The Class 50 fleet was in rapid decline and as the rundown accelerated so did the interest in them from enthusiasts. In the days before the internet, RAIL’s fortnightly publication schedule meant the magazine became essential reading for anyone interested in the latest news on the ‘50s’. The magazine even launched a pre-recorded phone line for those enthusiasts who couldn’t wait to find out the latest information in the magazine each fortnight.
Knowing the interest in the Class 50s, an approach was made to NSE’s charismatic director Chris Green in autumn 1990 to suggest that 50050 Fearless should be restored to original BR blue livery for its final few months in service. However, 50050 had suffered from a main generator failure in late summer 1990 and had been placed on decision at Plymouth Laira depot, with repairs or withdrawal the two options.

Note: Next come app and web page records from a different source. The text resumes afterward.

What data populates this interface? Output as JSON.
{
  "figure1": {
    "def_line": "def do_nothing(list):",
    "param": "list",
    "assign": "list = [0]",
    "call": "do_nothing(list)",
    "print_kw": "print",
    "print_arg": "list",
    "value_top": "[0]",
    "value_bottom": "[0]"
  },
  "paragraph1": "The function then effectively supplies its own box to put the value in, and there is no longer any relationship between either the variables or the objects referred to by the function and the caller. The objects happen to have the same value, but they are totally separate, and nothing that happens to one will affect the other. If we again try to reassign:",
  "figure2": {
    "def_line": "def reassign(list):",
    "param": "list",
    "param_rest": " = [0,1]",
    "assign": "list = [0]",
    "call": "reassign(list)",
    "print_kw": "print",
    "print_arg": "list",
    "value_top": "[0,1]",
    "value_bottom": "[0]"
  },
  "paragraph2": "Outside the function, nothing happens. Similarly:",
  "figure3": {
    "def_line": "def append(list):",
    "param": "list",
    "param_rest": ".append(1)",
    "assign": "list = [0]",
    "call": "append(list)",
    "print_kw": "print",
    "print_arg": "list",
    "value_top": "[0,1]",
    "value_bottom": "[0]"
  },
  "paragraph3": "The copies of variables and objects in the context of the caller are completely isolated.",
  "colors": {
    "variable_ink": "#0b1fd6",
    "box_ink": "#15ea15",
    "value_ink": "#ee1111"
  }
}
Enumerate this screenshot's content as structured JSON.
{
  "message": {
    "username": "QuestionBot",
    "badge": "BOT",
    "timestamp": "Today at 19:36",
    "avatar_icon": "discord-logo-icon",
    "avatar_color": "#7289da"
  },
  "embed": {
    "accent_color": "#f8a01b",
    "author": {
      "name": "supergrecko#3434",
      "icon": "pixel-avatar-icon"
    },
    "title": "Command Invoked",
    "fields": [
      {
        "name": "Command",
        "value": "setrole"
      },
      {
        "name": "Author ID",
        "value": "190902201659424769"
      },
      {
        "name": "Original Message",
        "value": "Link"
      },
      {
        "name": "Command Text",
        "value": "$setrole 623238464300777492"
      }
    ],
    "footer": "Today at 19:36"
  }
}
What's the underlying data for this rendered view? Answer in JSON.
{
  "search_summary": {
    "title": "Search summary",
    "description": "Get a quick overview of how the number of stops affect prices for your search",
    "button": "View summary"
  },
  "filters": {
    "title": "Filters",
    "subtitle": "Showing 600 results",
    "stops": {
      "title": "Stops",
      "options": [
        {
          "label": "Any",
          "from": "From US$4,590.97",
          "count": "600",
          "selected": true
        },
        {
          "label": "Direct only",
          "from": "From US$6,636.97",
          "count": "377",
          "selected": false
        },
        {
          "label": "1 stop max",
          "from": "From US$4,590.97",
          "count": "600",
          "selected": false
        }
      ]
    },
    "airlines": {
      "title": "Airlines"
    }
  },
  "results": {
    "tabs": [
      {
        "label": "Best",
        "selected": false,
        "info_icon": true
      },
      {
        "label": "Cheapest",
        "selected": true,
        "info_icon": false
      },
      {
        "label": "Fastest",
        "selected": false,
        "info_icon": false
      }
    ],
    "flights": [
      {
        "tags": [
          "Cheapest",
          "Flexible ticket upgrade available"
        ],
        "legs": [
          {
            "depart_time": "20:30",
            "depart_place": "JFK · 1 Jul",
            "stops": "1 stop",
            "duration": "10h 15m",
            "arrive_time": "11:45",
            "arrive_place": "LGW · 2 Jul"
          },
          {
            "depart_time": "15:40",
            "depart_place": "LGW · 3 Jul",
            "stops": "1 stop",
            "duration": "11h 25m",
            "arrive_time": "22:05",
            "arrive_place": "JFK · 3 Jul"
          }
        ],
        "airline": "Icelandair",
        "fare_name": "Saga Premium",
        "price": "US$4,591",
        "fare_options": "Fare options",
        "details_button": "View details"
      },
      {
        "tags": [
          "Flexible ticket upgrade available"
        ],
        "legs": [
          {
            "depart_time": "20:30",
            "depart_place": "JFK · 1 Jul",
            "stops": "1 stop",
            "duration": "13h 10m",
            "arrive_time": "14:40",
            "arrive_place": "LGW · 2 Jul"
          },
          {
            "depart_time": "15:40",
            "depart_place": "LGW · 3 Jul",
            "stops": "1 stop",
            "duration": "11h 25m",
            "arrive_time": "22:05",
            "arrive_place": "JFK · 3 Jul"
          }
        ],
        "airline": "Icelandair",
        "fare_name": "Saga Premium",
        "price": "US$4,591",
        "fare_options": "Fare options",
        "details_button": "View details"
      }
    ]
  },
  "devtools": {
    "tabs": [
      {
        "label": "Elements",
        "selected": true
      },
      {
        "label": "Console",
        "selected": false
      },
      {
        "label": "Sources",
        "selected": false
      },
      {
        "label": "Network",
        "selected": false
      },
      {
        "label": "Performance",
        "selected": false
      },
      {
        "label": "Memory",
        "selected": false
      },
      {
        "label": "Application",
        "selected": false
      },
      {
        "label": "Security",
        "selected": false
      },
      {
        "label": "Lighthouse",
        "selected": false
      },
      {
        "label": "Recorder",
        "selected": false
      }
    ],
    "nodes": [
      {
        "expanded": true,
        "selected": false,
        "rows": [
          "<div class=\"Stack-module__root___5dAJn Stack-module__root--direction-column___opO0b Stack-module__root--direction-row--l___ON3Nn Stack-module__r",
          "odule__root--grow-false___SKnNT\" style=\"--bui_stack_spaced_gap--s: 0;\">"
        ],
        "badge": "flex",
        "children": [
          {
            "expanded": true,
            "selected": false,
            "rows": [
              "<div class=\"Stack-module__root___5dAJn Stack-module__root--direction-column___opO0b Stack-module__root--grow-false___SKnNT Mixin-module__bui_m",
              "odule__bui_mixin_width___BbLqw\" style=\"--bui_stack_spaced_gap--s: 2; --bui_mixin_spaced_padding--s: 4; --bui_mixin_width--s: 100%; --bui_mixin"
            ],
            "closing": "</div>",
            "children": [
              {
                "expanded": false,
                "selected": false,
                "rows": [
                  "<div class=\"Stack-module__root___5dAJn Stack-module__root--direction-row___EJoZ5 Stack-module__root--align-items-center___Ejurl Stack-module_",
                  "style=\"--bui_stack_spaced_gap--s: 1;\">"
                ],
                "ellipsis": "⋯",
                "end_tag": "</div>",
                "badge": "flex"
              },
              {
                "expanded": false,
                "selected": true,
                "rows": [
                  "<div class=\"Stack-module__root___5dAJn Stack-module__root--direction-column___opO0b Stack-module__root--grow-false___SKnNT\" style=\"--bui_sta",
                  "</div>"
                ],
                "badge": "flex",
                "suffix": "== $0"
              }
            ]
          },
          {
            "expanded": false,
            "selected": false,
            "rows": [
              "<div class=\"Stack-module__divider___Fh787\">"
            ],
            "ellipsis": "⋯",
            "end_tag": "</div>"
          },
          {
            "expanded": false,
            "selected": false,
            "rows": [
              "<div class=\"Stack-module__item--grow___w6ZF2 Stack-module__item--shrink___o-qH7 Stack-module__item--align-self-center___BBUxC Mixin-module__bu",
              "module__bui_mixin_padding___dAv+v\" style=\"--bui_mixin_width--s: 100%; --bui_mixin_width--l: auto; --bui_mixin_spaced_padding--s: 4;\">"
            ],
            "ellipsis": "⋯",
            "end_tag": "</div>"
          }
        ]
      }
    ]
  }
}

Dumped out of use at Laira, had it not been for the suggestion of repainting the locomotive, it is highly likely it would have joined the growing list of withdrawn ‘50s’ sent for scrapping.
The Area Fleet Manager at Laira was Geoff Hudson, who was well aware of the popularity of the ‘50s’ on his books. He was also sympathetic to the idea of returning 50050 to as-near original condition as D400 once again. Green and Hudson backed returning the locomotive to service and agreed to fund the necessary repairs to allow it to be brought back into use. It was also agreed that 50050 could be repainted into original BR blue on condition that the costs of the repaint - estimated to be in the region of £2,500 - were met through sponsorship by RAIL.
During the refurbishment of the locomotives at Doncaster Works, several modifications had been carried out to the ‘50s’ which had changed their appearance from how they originally looked. Obsolete items such as the route indicator blinds and sanding ports had been plated over and these would not be reinstated as part of the backdating in order to keep costs down.
The news that D400 could be restored to BR blue was announced in RAIL 132. The story confirmed that Green had authorised the necessary repairs to the locomotive and agreed to the repaint. The cost of the repaint would be met by donations from RAIL readers, with RAIL’s publisher at the time, EMAP, agreeing to match each donation pound for pound. It also confirmed that work was scheduled to be completed in December 1990, although this target proved to be somewhat optimistic.
The idea quickly caught the attention of RAIL’s readers and the response to the appeal was almost instant with over £500 pledged within the first week after issue 132 had been published.
Over the following months, donations continued to be received towards the appeal and with £1,500 donated by readers and EMAP matching these donations. All in all, £3,000 was raised to fund the exhibition finish repaint to be applied to the rejuvenated D400.
Work on the locomotive progressed throughout late-1990 and early-1991, but completion of the locomotive was delayed due to the demands placed on maintenance staff at Laira keeping the other serviceable Class 50s in traffic. However, in late February, bodywork repairs and preparations for its repaint began. A month later the locomotive was completed and ready to be launched back into service.
It was announced that D400 would return to use on the Waterloo to Exeter route on April 6 1991. Its first revenue-earning service in its new guise was the 0945 Plymouth to Waterloo via Southampton, returning to the South West on the 1715 Waterloo to Exeter later in the day. Such was the interest in D400 that hundreds of people lined the route to catch a glimpse of the locomotive and many enthusiasts also travelled on services hauled by it.